WHAT YOU NEED TO DO = The required answer is the data below, restated word for word with images omitted.

SUPPLIED RECORDS =
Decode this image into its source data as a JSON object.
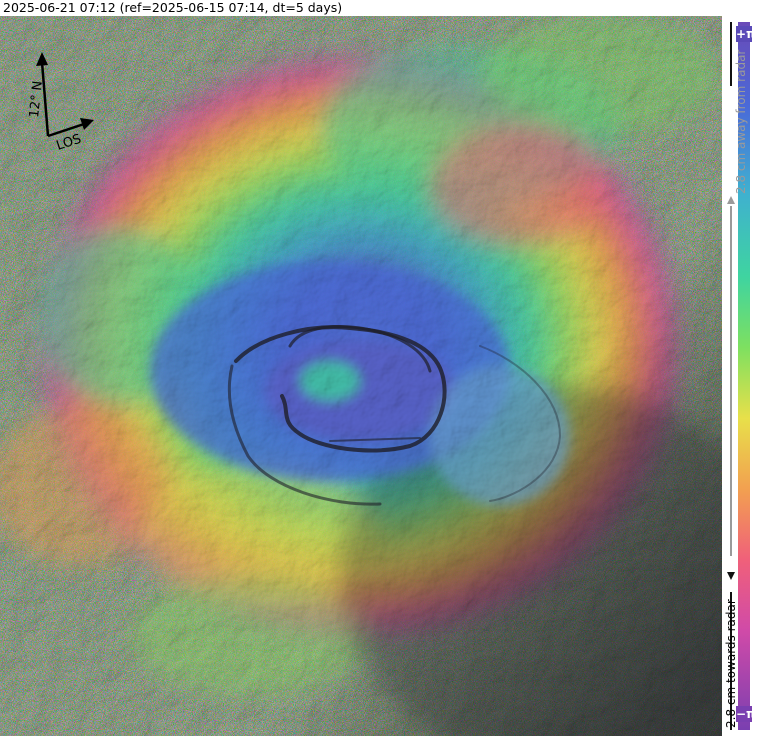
{
  "title": "2025-06-21 07:12 (ref=2025-06-15 07:14, dt=5 days)",
  "orientation": {
    "north_label": "12° N",
    "los_label": "LOS"
  },
  "colorbar": {
    "top_label": "+π",
    "bottom_label": "−π",
    "upper_text": "2.8 cm away from radar",
    "lower_text": "2.8 cm towards radar",
    "colors": [
      "#7a3fb0",
      "#d04aa8",
      "#f0607a",
      "#f2a050",
      "#e8e04a",
      "#7ee060",
      "#3fd4a0",
      "#3fb0d0",
      "#4a6ad8",
      "#6a4ab8"
    ]
  }
}
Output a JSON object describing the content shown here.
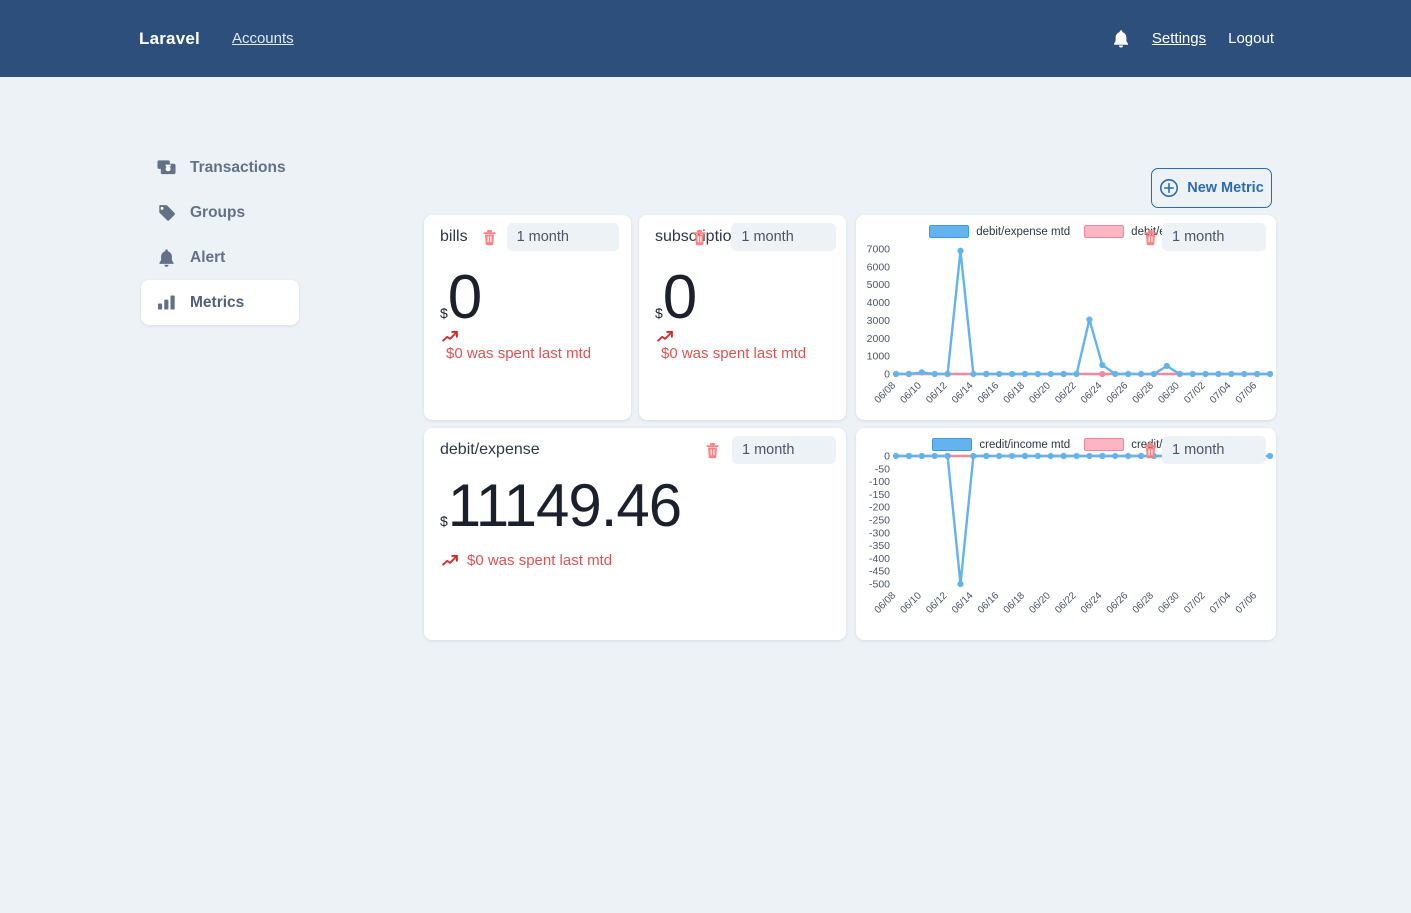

RESULT OF THE TASK =
Decode this image into its source data as a JSON object.
{
  "title": "2025-06-21 07:12 (ref=2025-06-15 07:14, dt=5 days)",
  "orientation": {
    "north_label": "12° N",
    "los_label": "LOS"
  },
  "colorbar": {
    "top_label": "+π",
    "bottom_label": "−π",
    "upper_text": "2.8 cm away from radar",
    "lower_text": "2.8 cm towards radar",
    "colors": [
      "#7a3fb0",
      "#d04aa8",
      "#f0607a",
      "#f2a050",
      "#e8e04a",
      "#7ee060",
      "#3fd4a0",
      "#3fb0d0",
      "#4a6ad8",
      "#6a4ab8"
    ]
  }
}
Output a JSON object describing the content shown here.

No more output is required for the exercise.